sparse/minimal markup (clean utf-8 source texts). Documents are prepared in a single UTF-8 file using a minimalistic mnemonic syntax. Typical literature, documents like "War and Peace" require almost no markup, and most of the headers are optional.
markup is easily readable/parsable by the human eye, (basic markup is simpler and more sparse than the most basic HTML), [this may also be converted to XML representations of the same input/source document].
markup defines document structure (this may be done once in a header pattern-match description, or for heading levels individually); basic text attributes (bold, italics, underscore, strike-through etc.) as required; and semantic information related to the document (header information, extended beyond the Dublin core and easily further extended as required); the headers may also contain processing instructions. SiSU markup is primarily an abstraction of document structure and document metadata to permit taking advantage of the basic strengths of existing alternative practical standard ways of representing documents [be that browser viewing, paper publication, sql search etc.] (html, epub, xml, odf, latex, pdf, sql)
for output produces reasonably elegant output of established industry and institutionally accepted open standard formats. takes advantage of the different strengths of various standard formats for representing documents, amongst the output formats currently supported are:
html - both as a single scrollable text and a segmented document
XML - both in sax and dom style xml structures for further development as required
ODF - open document format, the iso standard for document storage
LaTeX - used to generate pdf
pdf (via LaTeX)
sql - population of an sql database, (at the same object level that is used to cite text within a document)
Also produces: concordance files; document content certificates (md5 or sha256 digests of headings, paragraphs, images etc.) and html manifests (and sitemaps of content). (b) takes advantage of the strengths implicit in these very different output types, (e.g. PDFs produced using typesetting of LaTeX, databases populated with documents at an individual object/paragraph level, making possible granular search (and related possibilities))

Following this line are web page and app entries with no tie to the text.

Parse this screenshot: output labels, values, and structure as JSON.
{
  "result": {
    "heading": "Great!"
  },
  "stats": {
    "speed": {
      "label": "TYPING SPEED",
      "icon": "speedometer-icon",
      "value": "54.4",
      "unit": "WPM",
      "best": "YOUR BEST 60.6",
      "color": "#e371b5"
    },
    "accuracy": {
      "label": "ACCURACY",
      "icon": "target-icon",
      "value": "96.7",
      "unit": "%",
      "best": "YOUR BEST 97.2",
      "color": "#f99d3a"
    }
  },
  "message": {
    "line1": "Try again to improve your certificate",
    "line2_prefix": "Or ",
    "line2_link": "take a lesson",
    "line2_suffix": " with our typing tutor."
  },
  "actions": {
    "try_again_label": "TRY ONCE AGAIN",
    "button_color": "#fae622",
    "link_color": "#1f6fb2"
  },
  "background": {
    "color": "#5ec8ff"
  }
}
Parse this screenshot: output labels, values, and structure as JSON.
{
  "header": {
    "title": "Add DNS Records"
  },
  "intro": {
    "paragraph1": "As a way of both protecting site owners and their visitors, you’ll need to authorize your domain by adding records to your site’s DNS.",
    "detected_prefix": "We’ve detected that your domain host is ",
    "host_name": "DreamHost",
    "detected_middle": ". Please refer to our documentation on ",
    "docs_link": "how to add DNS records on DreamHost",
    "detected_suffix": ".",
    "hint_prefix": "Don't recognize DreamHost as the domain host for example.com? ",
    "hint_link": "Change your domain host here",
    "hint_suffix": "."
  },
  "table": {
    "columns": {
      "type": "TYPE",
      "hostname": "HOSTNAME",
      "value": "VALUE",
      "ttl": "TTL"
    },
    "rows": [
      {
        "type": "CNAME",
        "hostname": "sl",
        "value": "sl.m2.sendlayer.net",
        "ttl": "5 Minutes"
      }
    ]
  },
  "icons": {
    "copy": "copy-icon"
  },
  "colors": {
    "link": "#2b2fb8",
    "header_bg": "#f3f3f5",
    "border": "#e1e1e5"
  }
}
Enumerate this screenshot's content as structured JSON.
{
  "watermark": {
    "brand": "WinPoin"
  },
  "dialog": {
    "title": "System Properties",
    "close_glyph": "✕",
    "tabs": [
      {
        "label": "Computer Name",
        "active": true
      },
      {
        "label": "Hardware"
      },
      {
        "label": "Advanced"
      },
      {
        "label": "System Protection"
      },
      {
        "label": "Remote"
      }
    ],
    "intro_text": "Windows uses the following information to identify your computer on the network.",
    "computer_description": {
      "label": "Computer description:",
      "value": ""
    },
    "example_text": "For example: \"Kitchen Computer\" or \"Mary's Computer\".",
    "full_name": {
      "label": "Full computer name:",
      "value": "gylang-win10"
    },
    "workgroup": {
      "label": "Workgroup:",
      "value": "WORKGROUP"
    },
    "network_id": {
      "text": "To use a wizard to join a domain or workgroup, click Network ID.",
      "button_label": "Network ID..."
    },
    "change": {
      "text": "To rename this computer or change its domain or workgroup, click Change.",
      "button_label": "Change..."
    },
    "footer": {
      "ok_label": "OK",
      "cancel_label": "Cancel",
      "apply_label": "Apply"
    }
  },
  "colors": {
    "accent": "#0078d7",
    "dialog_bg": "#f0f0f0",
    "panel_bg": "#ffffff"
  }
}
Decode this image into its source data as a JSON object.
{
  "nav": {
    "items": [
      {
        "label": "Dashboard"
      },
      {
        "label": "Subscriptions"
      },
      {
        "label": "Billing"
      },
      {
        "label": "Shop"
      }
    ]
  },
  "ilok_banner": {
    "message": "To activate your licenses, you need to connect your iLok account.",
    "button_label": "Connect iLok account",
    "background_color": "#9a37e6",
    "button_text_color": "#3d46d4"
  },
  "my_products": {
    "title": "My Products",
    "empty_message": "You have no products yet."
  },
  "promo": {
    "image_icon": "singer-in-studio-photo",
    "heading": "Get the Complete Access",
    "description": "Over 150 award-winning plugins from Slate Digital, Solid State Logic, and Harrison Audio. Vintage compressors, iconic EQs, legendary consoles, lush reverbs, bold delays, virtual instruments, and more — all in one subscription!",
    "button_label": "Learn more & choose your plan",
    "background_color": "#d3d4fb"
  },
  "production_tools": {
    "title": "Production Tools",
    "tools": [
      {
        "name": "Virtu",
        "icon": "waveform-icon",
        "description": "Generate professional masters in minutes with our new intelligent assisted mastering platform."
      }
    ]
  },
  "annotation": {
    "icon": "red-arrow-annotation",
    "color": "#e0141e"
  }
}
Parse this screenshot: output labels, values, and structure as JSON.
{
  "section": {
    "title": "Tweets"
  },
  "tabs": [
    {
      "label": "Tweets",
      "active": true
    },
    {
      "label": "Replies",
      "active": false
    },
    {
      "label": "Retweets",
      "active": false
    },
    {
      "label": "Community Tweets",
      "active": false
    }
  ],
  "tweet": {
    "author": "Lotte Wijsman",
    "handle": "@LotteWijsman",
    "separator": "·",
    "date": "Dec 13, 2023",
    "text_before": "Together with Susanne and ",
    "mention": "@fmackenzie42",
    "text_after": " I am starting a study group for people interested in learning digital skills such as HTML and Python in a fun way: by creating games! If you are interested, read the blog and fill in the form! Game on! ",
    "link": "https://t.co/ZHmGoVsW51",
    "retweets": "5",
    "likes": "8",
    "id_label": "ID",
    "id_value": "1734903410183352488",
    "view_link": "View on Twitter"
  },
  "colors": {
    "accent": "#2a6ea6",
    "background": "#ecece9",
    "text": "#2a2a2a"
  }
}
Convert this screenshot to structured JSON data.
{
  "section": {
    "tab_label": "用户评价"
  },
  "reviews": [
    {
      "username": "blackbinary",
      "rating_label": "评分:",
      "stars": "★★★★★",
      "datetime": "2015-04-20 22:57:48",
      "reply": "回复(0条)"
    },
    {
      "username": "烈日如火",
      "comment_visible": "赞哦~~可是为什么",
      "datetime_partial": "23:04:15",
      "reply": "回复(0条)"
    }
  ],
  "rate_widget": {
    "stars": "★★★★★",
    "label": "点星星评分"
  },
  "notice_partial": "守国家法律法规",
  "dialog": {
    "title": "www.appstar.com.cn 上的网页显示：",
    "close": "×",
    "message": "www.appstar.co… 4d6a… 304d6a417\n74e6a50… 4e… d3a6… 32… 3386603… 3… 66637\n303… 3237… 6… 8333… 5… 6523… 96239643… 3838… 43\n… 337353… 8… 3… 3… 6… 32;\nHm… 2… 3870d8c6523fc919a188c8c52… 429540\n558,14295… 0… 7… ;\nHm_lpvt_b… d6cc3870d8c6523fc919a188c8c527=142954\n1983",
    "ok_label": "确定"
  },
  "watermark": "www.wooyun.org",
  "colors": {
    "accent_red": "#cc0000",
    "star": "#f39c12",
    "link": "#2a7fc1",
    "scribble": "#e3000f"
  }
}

ensuring content can be cited in a meaningful way regardless of selected output format. Online publishing (and publishing in multiple document formats) lacks a useful way of citing text internally within documents (important to academics generally and to lawyers) as page numbers are meaningless across browsers and formats. sisu seeks to provide a common way of pinpoint the text within a document, (which can be utilized for citation and by search engines). The outputs share a common numbering system that is meaningful (to man and machine) across all digital outputs whether paper, screen, or database oriented, (pdf, HTML, EPUB, xml, sqlite, postgresql), this numbering system can be used to reference content.
Granular search within documents. SQL databases are populated at an object level (roughly headings, paragraphs, verse, tables) and become searchable with that degree of granularity, the output information provides the object/paragraph numbers which are relevant across all generated outputs; it is also possible to look at just the matching paragraphs of the documents in the database; [output indexing also work well with search indexing tools like hyperestraier].
long term maintainability of document collections in a world of changing formats, having a very sparsely marked-up source document base. there is a considerable degree of future-proofing, output representations are "upgradeable", and new document formats may be added. e.g. addition of odf (open document text) module in 2006, epub in 2009 and in future html5 output sometime in future, without modification of existing prepared texts
SQL search aside, documents are generated as required and static once generated.
documents produced are static files, and may be batch processed, this needs to be done only once but may be repeated for various reasons as desired (updated content, addition of new output formats, updated technology document presentations/representations)
document source (plaintext utf-8) if shared on the net may be used as input and processed locally to produce the different document outputs
document source may be bundled together (automatically) with associated documents (multiple language versions or master document with inclusions) and images and sent as a zip file called a sisupod, if shared on the net these too may be processed locally to produce the desired document outputs
generated document outputs may automatically be posted to remote sites.
for basic document generation, the only software dependency is Ruby, and a few standard Unix tools (this covers plaintext, HTML, EPUB, XML, ODF, LaTeX). To use a database you of course need that, and to convert the LaTeX generated to pdf, a latex processor like tetex or texlive.
as a developers tool it is flexible and extensible
Syntax highlighting for SiSU markup is available for a number of text editors.
SiSU is less about document layout than about finding a way with little markup to be able to construct an abstract representation of a document that makes it possible to produce multiple representations of it which may be rather different from each other and used for different purposes, whether layout and publishing, or search of content
i.e. to be able to take advantage from this minimal preparation starting point of some of the strengths of rather different established ways of representing documents for different purposes, whether for search (relational database, or indexed flat files generated for that purpose whether of complete documents, or say of files made up of objects), online viewing (e.g. html, xml, pdf), or paper publication (e.g. pdf)...
the solution arrived at is by extracting structural information about the document (about headings within the document) and by tracking objects (which are serialized and also given hash values) in the manner described. It makes possible representations that are quite different from those offered at present. For example objects could be saved individually and identified by their hashes, with an index of how the objects relate to each other to form a document.